In a closely-argued essay, Martin Hay criticizes the recent documentary, A Coup in Camelot, but also gives credit where credit is due.
A Coup in Camelot demonstrates, through the pioneering research of former investigative reporter Barry Ernest, that in all likelihood Oswald was where he claimed to be when the shots were fired; on the first floor of the building eating lunch.
Source: Kennedys And King – A Coup in Camelot Read more
In “Reporting on the Kennedy Assassination,” the late Dutch journalist Willem Oltmans tells the story of his investigation of the JFK’s murder, especially his relationship with the enigmatic figure of George de Mohrenschildt, friend of Lee Oswald and sometime CIA asset. Read more
“As a former longtime employee of CIA, I can attest that this book conveys a true picture of the goings on within the agency.”
— From Martha Hanchulak’s review of “Our Man in Mexico: Winston Scott and the Hidden History of the CIA.” My first book describes in lucid detail how the CIA’s top man in Mexico viewed President Kennedy’s assassination in 1963: with deep suspicion.
It reads like a novel but every word is true. Available now on Amazon.com.

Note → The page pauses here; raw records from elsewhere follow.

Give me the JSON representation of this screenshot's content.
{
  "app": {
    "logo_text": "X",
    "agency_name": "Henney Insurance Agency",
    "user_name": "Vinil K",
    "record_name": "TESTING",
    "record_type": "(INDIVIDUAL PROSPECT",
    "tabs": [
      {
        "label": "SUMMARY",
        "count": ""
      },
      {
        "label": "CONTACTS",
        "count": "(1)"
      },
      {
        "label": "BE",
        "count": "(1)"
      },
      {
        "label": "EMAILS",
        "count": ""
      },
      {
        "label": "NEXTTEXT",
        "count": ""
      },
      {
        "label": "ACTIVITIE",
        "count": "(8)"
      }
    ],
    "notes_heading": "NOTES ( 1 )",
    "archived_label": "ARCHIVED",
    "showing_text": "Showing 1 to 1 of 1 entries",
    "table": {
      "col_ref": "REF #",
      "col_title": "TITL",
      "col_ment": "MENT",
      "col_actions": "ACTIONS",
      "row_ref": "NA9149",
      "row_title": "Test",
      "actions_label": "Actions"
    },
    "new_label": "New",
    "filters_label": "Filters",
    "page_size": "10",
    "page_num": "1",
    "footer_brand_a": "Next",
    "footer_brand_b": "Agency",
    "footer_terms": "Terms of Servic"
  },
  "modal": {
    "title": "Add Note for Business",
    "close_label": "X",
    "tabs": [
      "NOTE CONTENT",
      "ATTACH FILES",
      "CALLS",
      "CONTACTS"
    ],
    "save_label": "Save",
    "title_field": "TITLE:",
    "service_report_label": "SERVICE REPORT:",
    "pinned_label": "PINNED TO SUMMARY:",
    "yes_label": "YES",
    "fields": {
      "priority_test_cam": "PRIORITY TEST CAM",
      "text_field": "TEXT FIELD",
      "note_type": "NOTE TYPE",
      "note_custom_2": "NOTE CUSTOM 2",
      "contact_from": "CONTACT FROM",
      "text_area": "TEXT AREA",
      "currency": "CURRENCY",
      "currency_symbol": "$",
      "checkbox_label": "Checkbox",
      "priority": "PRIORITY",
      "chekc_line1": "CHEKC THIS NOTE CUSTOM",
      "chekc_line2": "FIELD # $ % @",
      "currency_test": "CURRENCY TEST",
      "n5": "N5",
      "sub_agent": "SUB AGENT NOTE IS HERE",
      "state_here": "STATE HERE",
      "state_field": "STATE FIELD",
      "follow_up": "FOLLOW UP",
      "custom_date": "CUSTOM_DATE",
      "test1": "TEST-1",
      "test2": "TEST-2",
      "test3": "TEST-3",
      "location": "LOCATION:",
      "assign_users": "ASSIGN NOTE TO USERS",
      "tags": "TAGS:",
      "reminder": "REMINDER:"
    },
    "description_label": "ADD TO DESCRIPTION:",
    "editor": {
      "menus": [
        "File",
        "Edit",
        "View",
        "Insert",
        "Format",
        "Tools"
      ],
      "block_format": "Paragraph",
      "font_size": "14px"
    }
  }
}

Read more
You can’t go wrong giving one of David Talbot’s top 7 JFK books.
Or a gift membership with unlimited access to the Mary Ferrell Foundation Web site and its unrivaled collection of JFK records.
Or, if you’re on a budget, give my new Kindle ebook CIA & JFK: The Last Assassination Secrets.”
In responding to an article by Warren Commission staffers Howard Willens and Richard in The American Scholar, Gary Aguilar and Cyril Wecht make a point that defenders of the Warren Commission cannot refute–and therefore rarely address–because it is undeniably true.
Mr. Larraín’s film, which opens on Friday, presents a Jackie (Natalie Portman) as savvy and exacting in managing her persona as any cinema diva of the day, her fixation on style anticipating the image-drunk culture that was to define the coming decades.
Source: Jackie Kennedy: The First Instagram First Lady – The New York Times
In The American Media, narrated by Barbour and produced by Myra Bronstein, Garrison’s story is told once again, this time with an emphasis on the tragic double-cross of an NBC producer who deceptively, and without Barbour’s input, doctored Barbour’s interview with Garrison so that Garrison states a foolish belief that there were 30 shooters in Dealey Plaza.
Source: REVIEW: The American Media – The 2nd Assassination of President John F. Kennedy: The Garrison Tapes, Part Two
In an essay for The Washington Post, prolific novelist Joyce Carol Oates opines that the real problem in the aftermath of the assassination of President Kennedy was not the government’s implausible and mendacious account of the crime but the confused and outraged response of the American majority that could not–and does not–believe it.
That was the question raised by a 2015 article by Lucien C. Haag entitled “The Missing Bullet in the JFK Assassination,” which appeared in the publication of the Association of Firearm and Tool Mark Examiners (AFTE).
Max Holland has responded in the journal’s Fall 2016 issue and his blog Washington Decoded
The film that would come to bear his name “represented a trauma for our grandfather,” Alexandra Zapruder writes. “It was a source of pain for the Kennedys. It was a reminder of crushing disappointment and abandoned plans for my parents’ generation. It was a burden. It was an intrusion. It was a serious and complicated responsibility.”
Source: ‘Twenty-Six Seconds,’ by Alexandra Zapruder – San Francisco Chronicle
Marrying director Henning’s deep knowledge of both classical theater and JFK conspiracy theories, the play transposes Shakespeare’s plot to the political intrigues of an Oliver Stone-worthy cabal at the highest levels of our government.
Source: Shakespeare meets Oliver Stone in ‘The Tragedy of JFK’ – LA Times
The “Hidden History of the John F. Kennedy Assassination” recently opened at the Ingram Library on the University of West Georgia campus. The exhibit, which will be up through Nov. 22, will include a free presentation by Lamar Waldron on Wednesday, Nov. 9, at 11 a.m. at the library.
Source: JFK exhibit at Ingram Library | | times-georgian.com
While it may be uncomfortable for members of the Intelligence Community to read some of these chapters, Talbot has done detailed research in his effort to stitch together a story. It may appear to most readers as prosecutorial or adversarial in tone, but this perspective needs to be read and understood, even if it is only part of the story of the CIA in the 1950s.
Source: The Devil’s Chessboard: Allen Dulles, The CIA and The Rise of America’s Secret Government — Central Intelligence Agency
In an email Talbot calls the CIA’s review of his best-selling book.